[Opening TASK DATA section]

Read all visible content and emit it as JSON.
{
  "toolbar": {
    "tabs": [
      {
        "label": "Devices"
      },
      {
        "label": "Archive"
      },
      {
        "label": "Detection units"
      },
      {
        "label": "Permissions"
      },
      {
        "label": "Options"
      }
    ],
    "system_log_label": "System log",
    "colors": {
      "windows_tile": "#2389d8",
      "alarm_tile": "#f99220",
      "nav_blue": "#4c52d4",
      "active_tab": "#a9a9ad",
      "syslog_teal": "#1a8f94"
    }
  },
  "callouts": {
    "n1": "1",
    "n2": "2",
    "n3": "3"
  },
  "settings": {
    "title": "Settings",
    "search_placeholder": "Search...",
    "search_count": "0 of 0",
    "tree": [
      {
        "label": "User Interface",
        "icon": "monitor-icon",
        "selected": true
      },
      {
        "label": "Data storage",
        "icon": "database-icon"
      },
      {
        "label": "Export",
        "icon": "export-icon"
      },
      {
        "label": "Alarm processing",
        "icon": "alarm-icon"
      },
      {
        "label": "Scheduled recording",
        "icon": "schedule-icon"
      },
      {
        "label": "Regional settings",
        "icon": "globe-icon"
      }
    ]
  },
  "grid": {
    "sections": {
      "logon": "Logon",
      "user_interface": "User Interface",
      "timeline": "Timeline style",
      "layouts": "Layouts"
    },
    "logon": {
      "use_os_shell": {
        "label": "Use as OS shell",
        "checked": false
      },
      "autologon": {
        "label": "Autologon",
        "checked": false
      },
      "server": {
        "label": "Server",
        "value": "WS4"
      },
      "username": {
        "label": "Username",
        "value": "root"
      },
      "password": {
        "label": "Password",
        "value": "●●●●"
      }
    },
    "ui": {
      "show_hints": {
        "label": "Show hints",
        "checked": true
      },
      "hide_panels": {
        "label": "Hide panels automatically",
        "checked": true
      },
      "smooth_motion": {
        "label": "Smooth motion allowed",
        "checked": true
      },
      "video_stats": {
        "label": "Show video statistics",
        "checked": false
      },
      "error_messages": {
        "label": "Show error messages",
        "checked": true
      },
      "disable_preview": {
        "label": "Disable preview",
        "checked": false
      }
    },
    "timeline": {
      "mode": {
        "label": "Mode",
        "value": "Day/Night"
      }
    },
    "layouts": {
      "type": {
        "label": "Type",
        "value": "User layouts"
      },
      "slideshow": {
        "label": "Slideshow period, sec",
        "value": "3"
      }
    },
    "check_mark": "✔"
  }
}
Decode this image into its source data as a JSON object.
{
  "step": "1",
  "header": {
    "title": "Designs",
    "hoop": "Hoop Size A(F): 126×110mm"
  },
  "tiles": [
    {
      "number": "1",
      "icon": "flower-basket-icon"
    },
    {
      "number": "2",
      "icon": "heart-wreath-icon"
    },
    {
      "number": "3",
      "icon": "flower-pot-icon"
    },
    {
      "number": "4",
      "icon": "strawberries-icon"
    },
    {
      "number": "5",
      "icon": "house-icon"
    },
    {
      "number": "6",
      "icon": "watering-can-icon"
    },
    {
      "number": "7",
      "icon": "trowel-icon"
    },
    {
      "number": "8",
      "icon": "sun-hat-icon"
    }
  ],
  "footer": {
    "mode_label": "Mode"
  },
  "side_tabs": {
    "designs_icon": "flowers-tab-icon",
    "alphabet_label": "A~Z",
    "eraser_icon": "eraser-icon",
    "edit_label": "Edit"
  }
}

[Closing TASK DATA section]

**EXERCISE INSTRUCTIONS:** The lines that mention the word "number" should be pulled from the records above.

**REPLY TO THE TASK:**
      "number": "1",
      "number": "2",
      "number": "3",
      "number": "4",
      "number": "5",
      "number": "6",
      "number": "7",
      "number": "8",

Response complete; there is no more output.